Dataset records
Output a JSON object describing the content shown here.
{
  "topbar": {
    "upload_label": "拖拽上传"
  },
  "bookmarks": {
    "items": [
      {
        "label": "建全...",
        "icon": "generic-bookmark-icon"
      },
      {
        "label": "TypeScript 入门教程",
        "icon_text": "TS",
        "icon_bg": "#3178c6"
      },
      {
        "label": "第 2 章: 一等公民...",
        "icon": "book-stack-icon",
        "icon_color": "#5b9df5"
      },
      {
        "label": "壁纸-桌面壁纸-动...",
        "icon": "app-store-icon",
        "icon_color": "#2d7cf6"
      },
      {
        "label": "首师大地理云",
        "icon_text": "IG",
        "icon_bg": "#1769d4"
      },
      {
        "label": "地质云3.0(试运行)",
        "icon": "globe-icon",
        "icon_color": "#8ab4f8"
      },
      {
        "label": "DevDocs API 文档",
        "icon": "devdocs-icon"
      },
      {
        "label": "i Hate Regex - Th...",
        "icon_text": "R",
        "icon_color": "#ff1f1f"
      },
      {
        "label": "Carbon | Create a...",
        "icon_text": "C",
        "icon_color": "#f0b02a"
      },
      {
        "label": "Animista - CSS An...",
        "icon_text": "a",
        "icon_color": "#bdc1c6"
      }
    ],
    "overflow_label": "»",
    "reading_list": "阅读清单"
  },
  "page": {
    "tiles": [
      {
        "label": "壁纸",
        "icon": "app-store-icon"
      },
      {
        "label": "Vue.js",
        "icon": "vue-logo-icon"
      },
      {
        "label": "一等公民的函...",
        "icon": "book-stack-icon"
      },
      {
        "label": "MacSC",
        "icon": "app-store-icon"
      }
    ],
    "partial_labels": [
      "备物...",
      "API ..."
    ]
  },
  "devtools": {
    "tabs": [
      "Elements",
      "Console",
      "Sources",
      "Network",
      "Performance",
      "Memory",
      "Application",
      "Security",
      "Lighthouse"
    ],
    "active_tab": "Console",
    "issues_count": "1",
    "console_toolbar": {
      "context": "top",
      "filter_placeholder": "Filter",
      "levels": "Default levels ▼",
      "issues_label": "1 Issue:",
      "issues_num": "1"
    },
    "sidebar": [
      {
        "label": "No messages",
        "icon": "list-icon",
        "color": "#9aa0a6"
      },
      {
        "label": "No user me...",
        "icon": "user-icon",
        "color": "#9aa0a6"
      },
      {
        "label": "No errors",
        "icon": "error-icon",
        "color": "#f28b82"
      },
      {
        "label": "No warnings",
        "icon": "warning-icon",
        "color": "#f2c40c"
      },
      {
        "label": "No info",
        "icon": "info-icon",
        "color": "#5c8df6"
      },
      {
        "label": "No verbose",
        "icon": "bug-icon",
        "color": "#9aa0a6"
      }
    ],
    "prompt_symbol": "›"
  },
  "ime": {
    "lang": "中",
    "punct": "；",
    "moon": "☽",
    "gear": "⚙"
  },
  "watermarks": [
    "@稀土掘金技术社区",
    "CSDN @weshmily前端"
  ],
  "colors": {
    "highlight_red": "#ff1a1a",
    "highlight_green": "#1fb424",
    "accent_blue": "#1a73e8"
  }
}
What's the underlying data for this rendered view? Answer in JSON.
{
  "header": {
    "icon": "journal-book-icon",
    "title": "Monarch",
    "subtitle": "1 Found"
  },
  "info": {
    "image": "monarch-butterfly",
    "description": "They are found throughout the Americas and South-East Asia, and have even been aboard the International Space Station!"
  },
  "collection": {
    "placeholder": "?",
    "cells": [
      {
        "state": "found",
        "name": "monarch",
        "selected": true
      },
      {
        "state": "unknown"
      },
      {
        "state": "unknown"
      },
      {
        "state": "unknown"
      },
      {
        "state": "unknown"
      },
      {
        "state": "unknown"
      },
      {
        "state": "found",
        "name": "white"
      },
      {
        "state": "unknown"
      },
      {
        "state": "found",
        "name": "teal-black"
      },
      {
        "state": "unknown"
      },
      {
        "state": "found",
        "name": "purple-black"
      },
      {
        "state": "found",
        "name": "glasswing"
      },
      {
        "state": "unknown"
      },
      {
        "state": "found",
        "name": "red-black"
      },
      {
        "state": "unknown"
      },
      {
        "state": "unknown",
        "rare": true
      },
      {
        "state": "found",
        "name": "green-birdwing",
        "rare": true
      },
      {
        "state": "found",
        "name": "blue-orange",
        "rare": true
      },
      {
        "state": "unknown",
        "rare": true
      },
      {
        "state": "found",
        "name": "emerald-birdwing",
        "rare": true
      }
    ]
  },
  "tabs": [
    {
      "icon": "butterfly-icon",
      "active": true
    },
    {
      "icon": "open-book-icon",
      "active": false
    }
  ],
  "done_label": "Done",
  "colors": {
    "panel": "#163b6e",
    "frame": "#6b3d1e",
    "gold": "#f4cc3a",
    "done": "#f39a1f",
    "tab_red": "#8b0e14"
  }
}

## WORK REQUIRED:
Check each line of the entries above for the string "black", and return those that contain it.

## RESULT OF THE TASK:
        "name": "teal-black"
        "name": "purple-black"
        "name": "red-black"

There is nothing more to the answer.